  48. 48. Conclusion
  49. 49. • When considering thermal damage Max – monopolar electro-surgery Min - ultrasonic energy • In terms of their performance highest seal strength in smaller vessels - ultrasonic devices highest seal strength in larger vessels – electro-surgery • most effective hemostasis on irregular surfaces Argon beam coagulation (however, it also leads to gas embolism.) • In electrosurgery, RF is the most common form of electromagnetic radiation used followed by microwave radiation.
  50. 50. • Lasers are very expensive and are mostly limited to gynecological treatments in laparoscopy today, though at one time, they were widely used in many laparoscopic procedures such as cholecystectomy. • In blood vessel sealing, the effectiveness of an energy device is dependent on the size of the blood vessel.
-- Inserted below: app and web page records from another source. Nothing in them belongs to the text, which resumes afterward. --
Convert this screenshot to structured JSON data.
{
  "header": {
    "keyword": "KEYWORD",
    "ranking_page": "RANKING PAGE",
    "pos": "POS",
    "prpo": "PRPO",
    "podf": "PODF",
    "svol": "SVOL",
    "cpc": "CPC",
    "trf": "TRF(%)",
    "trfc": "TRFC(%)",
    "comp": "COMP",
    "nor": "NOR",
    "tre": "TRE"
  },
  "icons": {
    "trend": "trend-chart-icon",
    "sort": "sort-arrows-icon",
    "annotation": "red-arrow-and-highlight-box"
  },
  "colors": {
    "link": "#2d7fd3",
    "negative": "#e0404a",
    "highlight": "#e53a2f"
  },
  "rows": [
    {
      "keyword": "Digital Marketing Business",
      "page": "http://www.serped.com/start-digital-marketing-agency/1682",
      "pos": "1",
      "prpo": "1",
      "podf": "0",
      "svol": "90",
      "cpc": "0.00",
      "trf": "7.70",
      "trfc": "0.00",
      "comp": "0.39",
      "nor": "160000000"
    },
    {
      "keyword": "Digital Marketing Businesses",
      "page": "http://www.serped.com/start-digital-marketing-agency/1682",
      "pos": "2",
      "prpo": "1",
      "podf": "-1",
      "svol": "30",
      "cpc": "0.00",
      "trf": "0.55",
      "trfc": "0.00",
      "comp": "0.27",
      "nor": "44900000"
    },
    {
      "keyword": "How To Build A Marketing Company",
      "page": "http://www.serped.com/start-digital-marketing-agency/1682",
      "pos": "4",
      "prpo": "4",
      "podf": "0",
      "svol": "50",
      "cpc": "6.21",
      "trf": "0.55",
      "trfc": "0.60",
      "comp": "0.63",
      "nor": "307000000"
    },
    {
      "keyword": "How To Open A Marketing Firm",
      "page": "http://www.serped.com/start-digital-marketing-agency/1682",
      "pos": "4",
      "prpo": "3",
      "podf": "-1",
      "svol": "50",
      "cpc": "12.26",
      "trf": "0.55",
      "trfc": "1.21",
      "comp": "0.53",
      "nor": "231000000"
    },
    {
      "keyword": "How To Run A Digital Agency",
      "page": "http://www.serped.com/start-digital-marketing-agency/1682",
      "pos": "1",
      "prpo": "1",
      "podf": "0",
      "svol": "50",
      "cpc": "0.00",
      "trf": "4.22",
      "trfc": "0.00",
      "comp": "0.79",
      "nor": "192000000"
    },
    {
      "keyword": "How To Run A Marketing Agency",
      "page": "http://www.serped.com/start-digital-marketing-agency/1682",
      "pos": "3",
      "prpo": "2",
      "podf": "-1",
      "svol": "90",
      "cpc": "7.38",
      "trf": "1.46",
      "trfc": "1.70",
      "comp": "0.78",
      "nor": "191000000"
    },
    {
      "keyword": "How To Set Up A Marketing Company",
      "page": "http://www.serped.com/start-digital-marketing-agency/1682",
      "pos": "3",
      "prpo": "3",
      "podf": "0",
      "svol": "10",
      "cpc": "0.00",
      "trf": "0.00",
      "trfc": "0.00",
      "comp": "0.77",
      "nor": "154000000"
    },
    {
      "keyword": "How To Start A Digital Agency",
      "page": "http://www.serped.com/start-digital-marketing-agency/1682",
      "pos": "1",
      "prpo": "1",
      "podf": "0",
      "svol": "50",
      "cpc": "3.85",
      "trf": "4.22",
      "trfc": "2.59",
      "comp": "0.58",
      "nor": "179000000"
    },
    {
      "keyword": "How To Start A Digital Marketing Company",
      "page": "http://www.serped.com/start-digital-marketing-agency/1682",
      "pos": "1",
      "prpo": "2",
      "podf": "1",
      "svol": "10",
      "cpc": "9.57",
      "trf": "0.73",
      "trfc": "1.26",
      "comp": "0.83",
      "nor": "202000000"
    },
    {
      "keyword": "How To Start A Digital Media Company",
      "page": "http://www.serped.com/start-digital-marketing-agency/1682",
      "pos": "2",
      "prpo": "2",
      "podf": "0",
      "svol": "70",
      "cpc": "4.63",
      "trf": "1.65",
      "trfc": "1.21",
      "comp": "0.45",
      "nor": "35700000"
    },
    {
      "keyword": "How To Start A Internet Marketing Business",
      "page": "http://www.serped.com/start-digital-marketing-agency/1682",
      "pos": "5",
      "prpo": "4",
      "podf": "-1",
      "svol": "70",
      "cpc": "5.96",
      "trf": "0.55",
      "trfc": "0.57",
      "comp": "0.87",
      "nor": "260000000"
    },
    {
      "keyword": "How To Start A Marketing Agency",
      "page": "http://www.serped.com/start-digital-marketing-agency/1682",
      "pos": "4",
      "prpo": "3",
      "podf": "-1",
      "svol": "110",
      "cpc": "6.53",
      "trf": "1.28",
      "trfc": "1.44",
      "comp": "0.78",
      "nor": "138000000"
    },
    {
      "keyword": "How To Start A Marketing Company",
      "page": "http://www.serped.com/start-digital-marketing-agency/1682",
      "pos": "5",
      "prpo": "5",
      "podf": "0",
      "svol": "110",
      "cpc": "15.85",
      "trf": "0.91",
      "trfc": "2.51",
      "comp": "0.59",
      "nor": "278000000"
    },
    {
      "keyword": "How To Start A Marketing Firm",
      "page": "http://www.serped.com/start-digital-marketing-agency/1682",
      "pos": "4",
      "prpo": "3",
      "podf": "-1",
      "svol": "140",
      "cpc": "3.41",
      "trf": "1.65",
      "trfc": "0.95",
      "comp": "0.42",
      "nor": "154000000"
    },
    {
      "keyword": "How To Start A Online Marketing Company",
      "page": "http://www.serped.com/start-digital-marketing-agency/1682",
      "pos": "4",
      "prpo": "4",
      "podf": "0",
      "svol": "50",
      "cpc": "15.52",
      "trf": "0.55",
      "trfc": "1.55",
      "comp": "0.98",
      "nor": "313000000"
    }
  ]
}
The harmonic scalpel is shown to have reduced overall time compared to other energy sources in MIS. • In terms of death from complications, lasers and ABC have more reported cases than the other methods. • Electro-surgery is still very popular in MIS due to its familiarity with surgeons and the development of various enhanced safety features to minimize injuries.
  51. 51. Bibliography • Society of American Gastrointestinal and Endoscopic Surgeons (SAGES) (YouTube/SAGES/Fundamental Use of Surgical Energy) • Principle of electro surgery (pdf by CONVIDIEN) • Schwartz's Principles of Surgery, 10th Ed (pg-426 /Energy Sources for Endoscopic and Endoluminal Surgery) • http://www.ncbi.nlm.nih.gov/pmc/articles/PMC3755039/ • http://blog.boviemed.com/blog-1/bipolar-electrosurgery-vs.-monopolar- electrosurgery • http://www.fda.gov/Drugs/DrugSafety/SafeUseInitiative/PreventingSurgicalFires /default.htm
  52. 52. Presentation By : Under Guidance Of : Dr. Jayesh V. Parikh (Head Of Unit – Surgery, Saturday Unit) Civil hospital, Ahmedabad Dr. Hiral Chauhan Assistant Professor Dr. JVP Unit (Surgery) Civil Hospital Mayur Patel Intern : Dr. JVP Unit (Surgery)
  53. 53. Thank You http://www.slideshare.net/MayurPatel64/enery-sources-in-surgery-57931879